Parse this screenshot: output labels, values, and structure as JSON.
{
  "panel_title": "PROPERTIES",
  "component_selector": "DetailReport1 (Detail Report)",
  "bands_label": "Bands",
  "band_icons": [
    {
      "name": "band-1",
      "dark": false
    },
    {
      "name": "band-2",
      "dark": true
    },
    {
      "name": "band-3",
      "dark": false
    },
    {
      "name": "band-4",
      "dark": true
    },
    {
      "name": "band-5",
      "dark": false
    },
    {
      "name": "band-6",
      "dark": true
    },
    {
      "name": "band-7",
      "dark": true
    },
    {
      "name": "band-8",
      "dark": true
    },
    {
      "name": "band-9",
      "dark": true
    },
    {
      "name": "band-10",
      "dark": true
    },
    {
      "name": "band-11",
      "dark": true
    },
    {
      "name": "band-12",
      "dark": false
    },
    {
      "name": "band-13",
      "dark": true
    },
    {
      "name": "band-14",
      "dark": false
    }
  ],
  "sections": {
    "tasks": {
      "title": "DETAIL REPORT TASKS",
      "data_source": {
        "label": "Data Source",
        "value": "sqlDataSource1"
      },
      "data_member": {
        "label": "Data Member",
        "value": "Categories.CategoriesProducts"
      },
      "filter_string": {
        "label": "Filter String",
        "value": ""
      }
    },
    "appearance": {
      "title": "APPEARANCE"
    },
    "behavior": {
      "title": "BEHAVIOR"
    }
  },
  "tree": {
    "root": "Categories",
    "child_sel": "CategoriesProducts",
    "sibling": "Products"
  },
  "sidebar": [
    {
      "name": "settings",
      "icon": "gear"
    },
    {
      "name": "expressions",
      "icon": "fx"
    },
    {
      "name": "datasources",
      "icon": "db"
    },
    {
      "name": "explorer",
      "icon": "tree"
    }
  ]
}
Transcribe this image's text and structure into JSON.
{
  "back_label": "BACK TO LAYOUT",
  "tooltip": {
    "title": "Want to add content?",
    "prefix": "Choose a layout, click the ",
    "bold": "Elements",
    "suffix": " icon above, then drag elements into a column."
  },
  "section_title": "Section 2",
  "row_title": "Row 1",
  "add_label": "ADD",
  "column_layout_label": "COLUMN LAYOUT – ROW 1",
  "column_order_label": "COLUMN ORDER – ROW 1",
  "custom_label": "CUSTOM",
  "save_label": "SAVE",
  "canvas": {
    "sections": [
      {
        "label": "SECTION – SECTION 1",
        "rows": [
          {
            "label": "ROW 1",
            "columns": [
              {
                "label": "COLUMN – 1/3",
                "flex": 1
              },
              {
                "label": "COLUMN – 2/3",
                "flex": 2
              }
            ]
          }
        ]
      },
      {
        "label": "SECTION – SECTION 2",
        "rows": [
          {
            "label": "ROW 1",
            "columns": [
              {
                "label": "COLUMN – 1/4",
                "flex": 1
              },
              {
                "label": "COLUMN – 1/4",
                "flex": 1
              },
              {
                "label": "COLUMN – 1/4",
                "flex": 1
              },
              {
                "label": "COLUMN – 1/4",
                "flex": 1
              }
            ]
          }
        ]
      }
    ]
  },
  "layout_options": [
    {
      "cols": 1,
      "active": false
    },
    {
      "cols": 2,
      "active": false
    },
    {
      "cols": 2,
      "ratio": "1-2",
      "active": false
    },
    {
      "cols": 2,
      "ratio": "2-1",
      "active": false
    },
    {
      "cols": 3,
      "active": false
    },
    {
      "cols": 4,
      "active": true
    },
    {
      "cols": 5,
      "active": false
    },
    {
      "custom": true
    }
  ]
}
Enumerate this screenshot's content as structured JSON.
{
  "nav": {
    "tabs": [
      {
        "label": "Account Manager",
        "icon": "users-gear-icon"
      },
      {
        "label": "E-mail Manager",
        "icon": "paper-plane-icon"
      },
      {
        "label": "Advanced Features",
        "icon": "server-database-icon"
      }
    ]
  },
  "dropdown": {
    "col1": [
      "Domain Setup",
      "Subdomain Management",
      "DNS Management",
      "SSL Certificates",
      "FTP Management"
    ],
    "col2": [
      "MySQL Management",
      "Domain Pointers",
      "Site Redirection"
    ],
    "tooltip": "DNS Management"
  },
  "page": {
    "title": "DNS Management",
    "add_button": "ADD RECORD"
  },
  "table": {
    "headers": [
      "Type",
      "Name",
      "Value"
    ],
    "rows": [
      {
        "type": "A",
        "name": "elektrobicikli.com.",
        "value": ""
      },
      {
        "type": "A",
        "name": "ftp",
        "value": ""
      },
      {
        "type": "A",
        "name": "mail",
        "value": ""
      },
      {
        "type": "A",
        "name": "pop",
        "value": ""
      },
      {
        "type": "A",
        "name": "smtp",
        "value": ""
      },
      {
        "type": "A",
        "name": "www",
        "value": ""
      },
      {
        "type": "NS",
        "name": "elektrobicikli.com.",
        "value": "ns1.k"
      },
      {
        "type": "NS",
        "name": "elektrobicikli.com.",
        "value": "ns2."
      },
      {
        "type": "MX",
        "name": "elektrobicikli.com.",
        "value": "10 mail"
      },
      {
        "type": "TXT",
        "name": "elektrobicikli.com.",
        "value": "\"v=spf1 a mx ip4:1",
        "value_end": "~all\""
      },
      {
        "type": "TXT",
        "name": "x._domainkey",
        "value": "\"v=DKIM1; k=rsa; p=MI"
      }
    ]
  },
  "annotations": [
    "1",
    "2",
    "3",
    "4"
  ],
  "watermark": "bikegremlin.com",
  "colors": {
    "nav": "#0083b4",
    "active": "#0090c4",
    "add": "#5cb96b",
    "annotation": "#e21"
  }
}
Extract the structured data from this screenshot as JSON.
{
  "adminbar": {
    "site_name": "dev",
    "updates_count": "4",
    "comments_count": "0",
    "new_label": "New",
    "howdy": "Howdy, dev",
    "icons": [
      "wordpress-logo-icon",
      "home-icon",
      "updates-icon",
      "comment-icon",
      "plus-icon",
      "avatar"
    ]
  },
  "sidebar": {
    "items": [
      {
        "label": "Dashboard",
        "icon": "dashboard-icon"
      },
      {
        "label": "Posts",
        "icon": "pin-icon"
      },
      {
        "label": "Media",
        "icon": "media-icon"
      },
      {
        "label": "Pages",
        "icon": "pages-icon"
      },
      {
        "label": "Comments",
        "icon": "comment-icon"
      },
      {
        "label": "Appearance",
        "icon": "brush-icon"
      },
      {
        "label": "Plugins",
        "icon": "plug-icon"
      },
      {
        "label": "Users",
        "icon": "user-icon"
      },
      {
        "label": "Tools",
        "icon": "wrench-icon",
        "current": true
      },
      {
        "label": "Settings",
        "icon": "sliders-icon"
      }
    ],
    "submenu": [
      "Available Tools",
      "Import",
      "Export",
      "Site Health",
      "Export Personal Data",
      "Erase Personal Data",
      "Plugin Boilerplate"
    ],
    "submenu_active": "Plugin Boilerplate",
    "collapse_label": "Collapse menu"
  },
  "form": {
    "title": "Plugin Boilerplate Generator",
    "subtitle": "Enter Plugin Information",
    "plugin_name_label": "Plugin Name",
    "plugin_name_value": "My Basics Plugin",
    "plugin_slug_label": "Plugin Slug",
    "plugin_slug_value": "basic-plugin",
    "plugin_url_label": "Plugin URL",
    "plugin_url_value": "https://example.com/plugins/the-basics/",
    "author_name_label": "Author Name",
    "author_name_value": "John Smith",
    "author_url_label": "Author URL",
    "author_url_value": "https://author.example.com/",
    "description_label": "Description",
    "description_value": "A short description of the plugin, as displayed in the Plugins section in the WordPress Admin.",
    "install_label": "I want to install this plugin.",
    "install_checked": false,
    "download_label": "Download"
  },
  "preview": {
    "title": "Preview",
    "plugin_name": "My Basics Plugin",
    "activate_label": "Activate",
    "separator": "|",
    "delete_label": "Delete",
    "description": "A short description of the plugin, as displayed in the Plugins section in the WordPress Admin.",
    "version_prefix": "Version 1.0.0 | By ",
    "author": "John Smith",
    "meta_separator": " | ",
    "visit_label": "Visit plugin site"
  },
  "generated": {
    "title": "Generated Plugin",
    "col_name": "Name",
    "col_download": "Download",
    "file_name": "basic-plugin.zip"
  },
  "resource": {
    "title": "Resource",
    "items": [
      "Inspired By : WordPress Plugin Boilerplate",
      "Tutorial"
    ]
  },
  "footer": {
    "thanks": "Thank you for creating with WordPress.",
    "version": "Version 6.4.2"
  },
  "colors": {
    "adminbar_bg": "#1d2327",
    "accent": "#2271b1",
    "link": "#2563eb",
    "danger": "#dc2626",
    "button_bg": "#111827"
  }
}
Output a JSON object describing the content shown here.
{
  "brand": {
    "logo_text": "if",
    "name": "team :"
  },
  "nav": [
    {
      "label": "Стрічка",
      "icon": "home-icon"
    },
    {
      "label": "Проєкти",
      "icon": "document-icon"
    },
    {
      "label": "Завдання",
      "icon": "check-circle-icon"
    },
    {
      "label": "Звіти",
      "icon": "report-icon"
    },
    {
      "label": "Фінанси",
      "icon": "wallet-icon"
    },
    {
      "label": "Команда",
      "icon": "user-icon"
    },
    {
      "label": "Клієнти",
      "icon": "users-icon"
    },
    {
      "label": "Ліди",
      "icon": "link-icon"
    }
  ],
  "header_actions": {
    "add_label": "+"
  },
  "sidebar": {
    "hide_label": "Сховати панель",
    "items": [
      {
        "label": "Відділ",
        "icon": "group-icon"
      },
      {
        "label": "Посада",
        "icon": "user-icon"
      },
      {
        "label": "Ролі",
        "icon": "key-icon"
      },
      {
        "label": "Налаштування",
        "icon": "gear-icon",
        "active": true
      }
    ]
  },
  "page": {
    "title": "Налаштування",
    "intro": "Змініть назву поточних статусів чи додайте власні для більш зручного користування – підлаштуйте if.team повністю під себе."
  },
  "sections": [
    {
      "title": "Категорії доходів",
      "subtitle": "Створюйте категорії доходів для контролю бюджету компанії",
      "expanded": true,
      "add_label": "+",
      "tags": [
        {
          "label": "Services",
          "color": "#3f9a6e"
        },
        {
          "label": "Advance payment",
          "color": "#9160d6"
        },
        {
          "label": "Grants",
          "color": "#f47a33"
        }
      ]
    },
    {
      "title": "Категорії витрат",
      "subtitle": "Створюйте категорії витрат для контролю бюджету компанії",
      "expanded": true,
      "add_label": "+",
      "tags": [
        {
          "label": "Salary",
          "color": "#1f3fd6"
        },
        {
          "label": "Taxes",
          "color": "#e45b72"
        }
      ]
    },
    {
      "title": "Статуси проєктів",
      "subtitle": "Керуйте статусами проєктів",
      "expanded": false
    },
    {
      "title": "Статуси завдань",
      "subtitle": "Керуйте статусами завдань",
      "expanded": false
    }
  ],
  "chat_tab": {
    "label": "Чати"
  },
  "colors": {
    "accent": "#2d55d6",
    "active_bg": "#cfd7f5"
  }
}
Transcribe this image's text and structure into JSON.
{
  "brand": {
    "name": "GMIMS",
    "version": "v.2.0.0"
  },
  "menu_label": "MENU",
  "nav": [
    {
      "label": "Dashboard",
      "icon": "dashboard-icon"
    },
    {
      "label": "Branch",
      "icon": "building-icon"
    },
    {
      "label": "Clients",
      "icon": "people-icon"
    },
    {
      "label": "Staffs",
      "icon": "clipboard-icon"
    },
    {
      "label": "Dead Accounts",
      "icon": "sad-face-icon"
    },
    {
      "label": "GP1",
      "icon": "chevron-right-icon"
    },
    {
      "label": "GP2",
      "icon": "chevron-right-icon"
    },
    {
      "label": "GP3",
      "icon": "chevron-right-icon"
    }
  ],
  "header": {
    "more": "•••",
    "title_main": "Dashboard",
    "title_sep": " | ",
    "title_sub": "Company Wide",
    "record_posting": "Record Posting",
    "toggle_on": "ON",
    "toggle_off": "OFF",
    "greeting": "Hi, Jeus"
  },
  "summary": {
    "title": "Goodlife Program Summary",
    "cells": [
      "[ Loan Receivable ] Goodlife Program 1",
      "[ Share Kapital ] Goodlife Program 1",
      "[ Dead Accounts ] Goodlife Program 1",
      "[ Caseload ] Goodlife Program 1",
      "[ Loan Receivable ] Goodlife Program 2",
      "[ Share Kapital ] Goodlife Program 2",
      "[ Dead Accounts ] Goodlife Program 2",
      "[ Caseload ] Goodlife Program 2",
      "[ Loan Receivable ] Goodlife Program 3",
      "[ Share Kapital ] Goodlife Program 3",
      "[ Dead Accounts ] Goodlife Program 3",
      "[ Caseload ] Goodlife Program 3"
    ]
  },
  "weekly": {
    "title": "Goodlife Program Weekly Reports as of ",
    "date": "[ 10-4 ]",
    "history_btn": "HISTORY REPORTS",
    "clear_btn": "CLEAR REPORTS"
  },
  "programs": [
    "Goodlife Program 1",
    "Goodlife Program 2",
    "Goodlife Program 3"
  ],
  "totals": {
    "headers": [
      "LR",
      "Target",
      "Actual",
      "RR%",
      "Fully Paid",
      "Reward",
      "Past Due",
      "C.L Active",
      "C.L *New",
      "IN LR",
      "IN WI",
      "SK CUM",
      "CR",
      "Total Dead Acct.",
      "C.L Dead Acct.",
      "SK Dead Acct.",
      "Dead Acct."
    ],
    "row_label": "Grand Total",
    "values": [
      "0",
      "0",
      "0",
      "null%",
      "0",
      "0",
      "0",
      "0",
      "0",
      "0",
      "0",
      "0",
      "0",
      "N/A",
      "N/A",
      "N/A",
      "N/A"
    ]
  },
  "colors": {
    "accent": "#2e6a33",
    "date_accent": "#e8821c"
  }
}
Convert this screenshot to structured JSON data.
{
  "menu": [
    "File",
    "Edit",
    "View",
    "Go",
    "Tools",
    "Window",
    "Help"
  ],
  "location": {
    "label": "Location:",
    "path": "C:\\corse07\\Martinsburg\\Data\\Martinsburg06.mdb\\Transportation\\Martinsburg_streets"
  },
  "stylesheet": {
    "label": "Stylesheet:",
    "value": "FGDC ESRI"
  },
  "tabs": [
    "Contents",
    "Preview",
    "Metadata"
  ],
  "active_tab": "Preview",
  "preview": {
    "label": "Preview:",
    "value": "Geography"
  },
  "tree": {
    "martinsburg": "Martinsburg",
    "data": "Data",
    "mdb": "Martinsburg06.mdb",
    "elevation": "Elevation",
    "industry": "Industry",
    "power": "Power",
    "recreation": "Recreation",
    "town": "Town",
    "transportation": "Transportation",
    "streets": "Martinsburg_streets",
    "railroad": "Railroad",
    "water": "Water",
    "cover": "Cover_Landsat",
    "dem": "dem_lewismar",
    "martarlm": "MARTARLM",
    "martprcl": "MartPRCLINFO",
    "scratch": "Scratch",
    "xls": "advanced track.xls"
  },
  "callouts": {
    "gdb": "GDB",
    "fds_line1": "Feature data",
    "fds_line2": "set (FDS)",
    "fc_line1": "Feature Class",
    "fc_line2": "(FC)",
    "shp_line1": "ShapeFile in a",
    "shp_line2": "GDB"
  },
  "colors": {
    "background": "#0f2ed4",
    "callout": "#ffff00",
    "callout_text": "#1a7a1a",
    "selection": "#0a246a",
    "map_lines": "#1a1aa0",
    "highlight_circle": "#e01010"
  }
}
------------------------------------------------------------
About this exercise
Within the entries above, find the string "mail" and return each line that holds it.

Output for this exercise
        "label": "E-mail Manager",
        "name": "mail",
        "value": "10 mail"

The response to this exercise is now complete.